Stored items

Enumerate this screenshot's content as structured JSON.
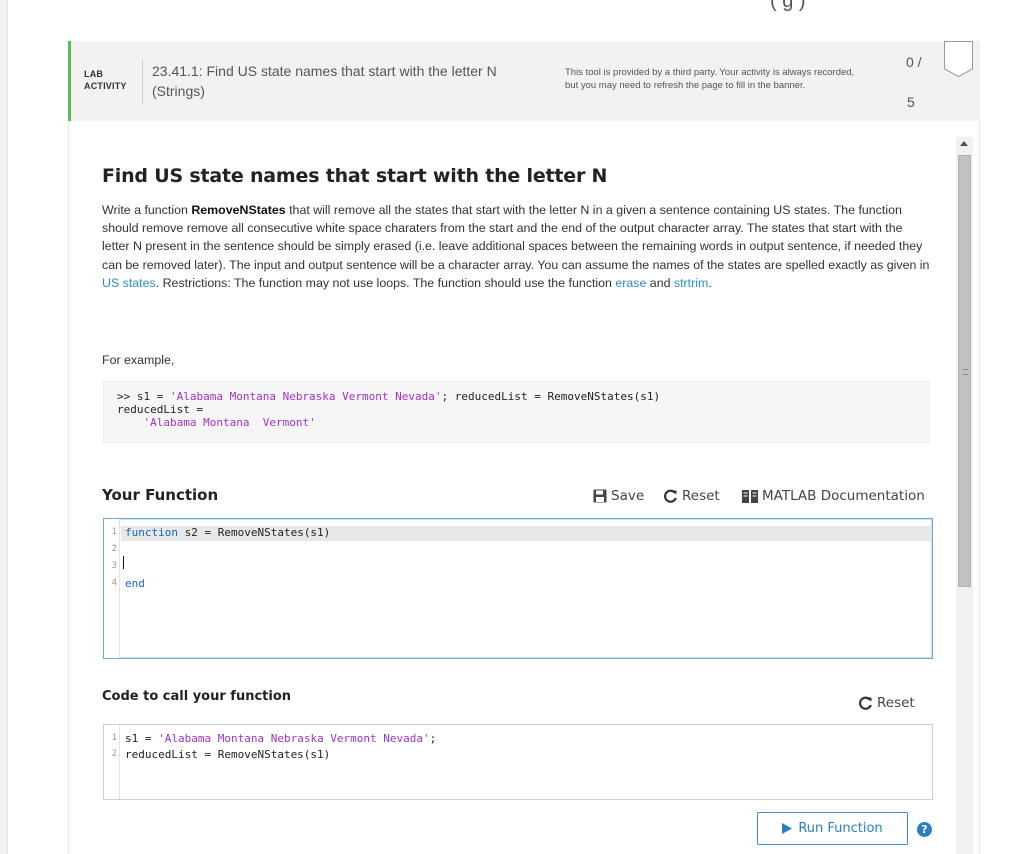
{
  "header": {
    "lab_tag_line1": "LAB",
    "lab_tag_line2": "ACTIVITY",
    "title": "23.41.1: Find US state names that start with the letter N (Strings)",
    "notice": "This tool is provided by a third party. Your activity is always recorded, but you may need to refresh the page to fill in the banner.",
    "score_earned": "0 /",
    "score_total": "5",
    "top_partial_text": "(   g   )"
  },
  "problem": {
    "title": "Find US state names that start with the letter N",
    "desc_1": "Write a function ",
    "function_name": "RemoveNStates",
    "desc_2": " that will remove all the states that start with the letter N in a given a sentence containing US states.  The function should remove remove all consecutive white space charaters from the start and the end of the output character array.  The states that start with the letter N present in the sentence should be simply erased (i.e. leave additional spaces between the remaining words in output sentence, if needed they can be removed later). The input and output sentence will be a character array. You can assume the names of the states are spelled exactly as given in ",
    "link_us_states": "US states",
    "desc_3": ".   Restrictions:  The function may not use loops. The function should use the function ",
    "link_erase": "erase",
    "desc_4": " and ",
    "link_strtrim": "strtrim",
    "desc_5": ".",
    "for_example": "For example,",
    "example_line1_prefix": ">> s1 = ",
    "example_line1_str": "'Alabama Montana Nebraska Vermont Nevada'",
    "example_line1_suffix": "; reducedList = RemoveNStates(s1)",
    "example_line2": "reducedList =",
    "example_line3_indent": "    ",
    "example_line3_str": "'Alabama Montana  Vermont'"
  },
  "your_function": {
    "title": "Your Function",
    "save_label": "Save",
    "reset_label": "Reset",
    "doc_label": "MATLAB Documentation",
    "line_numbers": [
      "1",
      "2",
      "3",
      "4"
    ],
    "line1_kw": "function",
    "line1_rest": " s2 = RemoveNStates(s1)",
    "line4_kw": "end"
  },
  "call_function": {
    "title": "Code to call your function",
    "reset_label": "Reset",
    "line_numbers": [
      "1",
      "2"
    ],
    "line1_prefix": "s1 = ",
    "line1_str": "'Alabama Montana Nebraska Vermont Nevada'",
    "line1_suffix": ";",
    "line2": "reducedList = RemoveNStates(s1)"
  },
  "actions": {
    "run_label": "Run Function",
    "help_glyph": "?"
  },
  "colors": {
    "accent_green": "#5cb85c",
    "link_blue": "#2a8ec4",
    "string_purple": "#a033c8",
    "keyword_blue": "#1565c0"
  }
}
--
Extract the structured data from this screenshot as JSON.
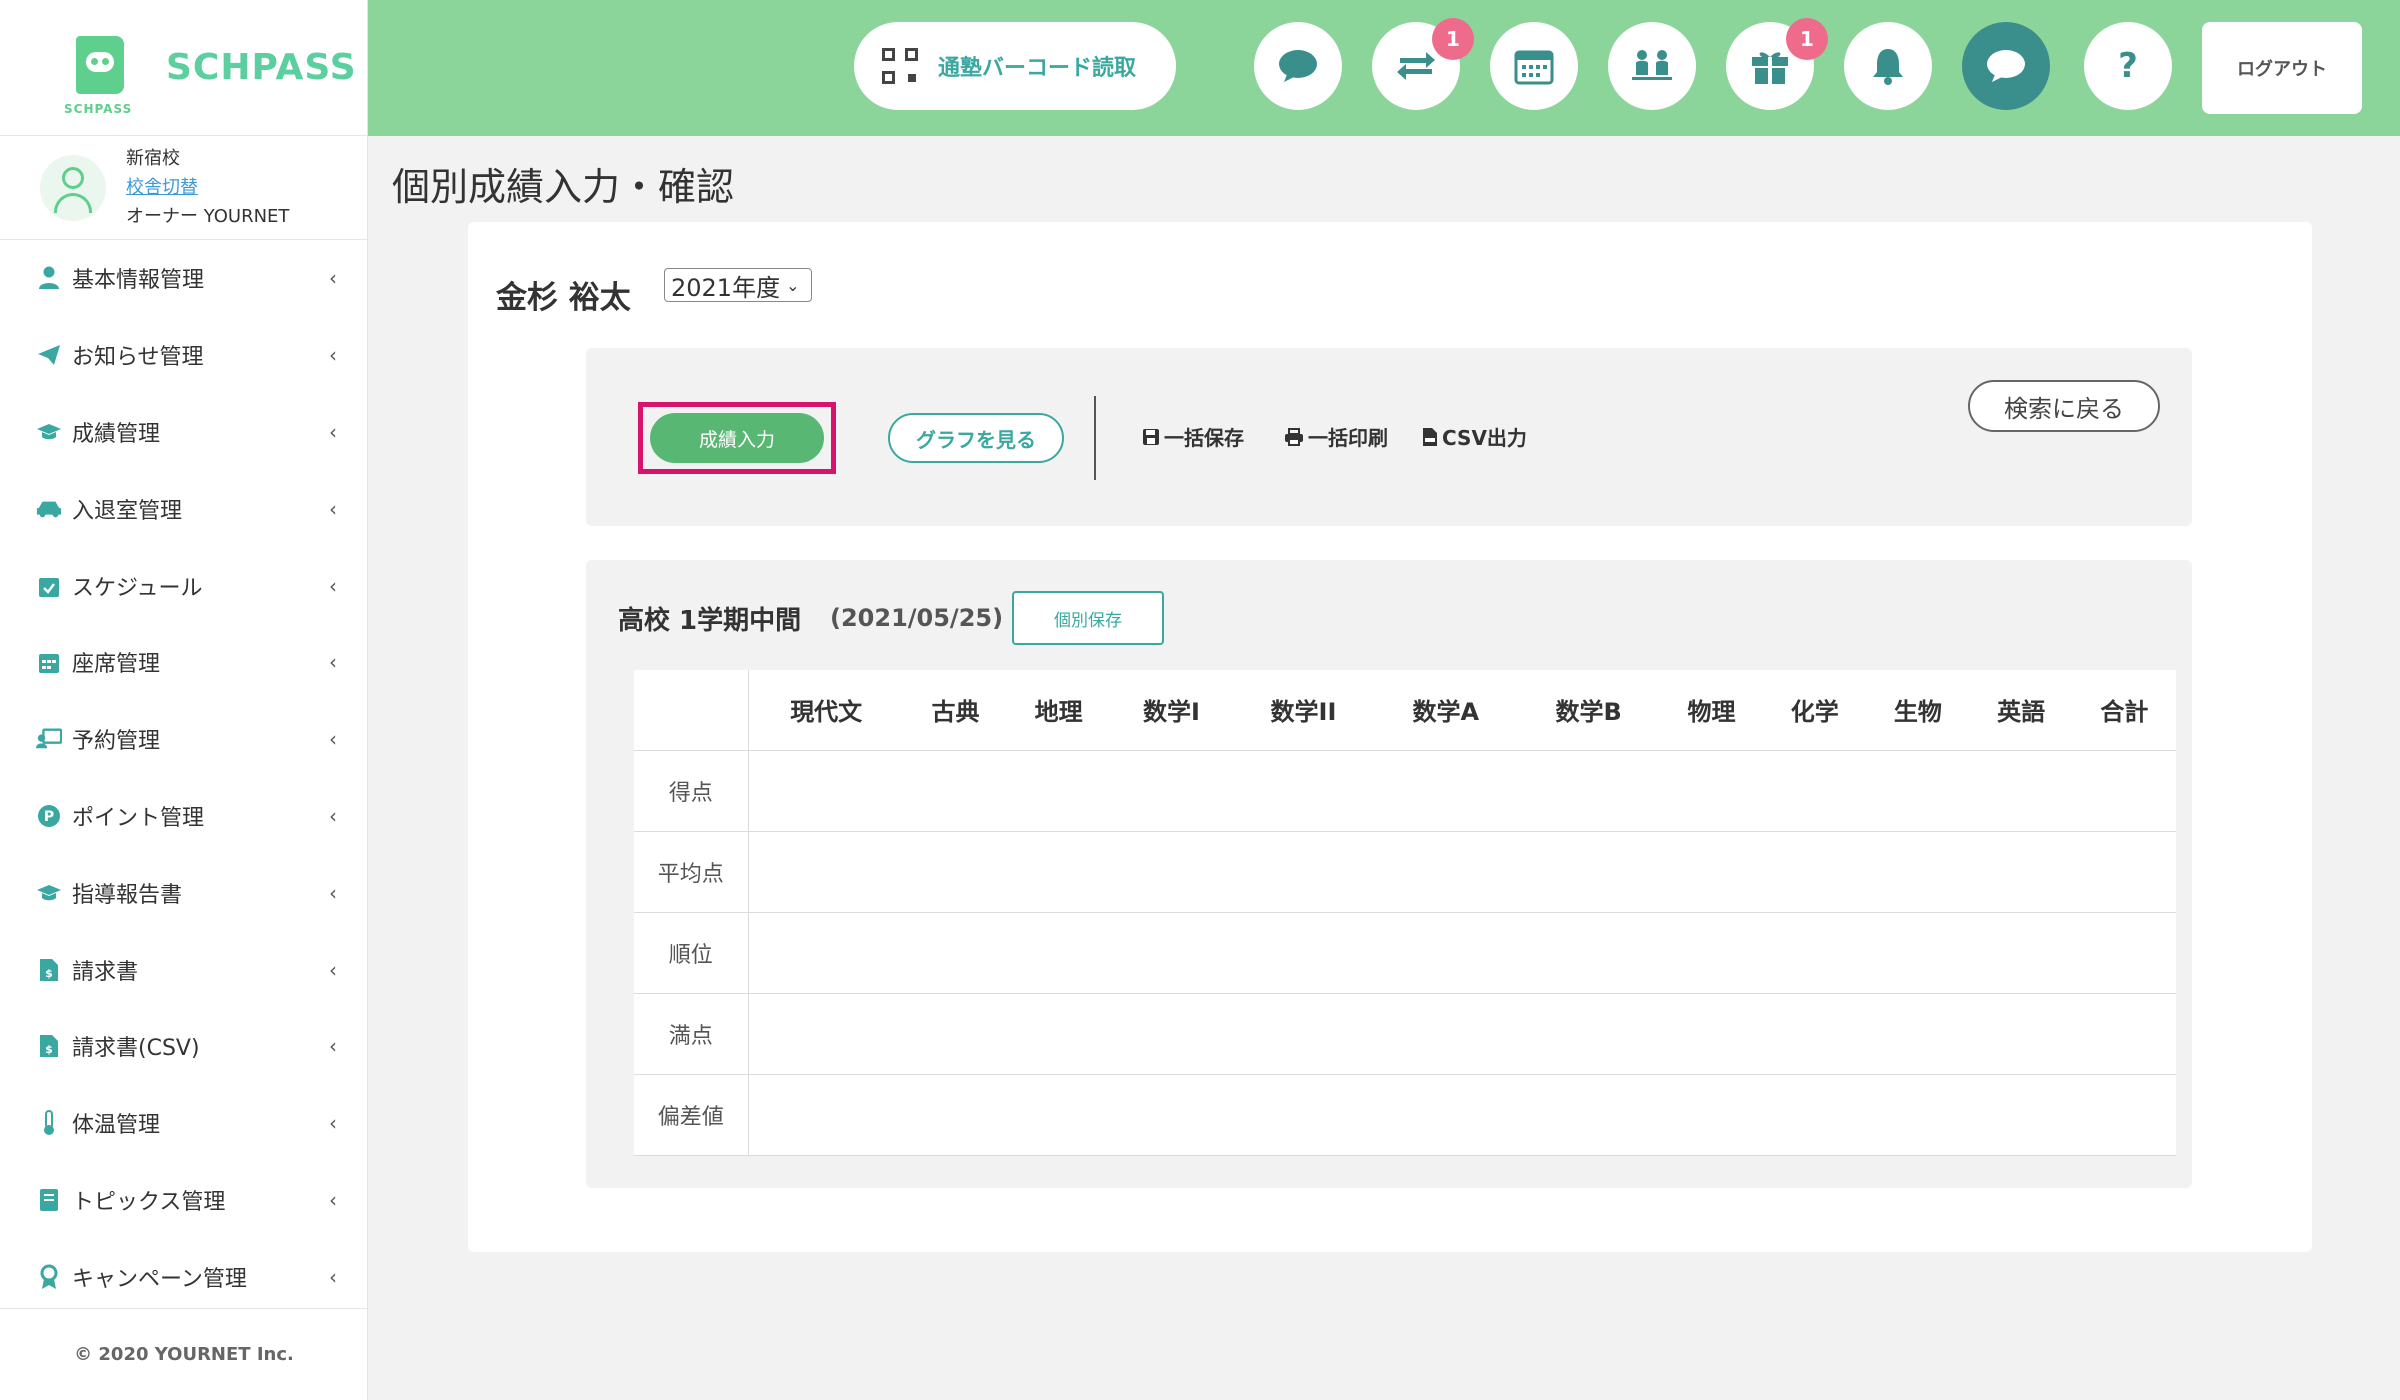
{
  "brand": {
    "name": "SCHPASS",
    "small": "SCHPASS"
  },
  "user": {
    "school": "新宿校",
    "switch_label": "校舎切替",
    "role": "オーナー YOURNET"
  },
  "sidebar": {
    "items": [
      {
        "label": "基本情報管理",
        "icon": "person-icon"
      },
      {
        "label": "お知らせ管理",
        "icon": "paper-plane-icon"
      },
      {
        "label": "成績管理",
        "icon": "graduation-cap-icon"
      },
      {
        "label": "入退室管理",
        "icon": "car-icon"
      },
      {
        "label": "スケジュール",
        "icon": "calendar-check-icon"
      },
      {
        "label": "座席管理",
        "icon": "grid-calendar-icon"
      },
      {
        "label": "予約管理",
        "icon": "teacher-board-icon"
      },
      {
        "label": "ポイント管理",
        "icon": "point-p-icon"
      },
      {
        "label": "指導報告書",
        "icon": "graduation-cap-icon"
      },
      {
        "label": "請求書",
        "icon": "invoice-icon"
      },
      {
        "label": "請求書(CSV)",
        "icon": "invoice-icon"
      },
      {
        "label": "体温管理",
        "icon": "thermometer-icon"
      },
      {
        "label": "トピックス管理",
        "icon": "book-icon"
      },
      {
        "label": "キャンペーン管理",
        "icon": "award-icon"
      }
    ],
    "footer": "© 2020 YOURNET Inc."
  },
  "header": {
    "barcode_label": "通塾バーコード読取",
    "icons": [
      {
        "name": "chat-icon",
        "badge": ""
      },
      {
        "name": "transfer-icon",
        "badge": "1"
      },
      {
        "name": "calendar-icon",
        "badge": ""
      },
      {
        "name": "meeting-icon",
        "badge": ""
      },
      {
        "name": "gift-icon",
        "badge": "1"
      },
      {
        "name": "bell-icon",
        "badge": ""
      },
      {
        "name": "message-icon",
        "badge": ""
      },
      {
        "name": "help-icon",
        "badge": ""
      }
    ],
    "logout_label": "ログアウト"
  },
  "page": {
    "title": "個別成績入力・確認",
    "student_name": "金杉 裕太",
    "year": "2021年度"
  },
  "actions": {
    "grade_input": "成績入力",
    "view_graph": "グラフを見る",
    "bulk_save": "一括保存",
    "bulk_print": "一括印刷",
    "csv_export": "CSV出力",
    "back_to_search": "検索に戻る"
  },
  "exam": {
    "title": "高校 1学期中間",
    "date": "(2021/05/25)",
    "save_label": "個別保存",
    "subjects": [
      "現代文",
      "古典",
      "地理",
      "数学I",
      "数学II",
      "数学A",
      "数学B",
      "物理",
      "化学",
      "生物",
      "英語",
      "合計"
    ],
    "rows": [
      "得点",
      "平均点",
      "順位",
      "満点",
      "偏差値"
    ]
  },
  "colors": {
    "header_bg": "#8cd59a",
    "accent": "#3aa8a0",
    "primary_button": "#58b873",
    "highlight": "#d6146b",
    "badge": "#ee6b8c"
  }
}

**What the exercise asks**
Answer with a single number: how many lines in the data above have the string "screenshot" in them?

**Completed task**
2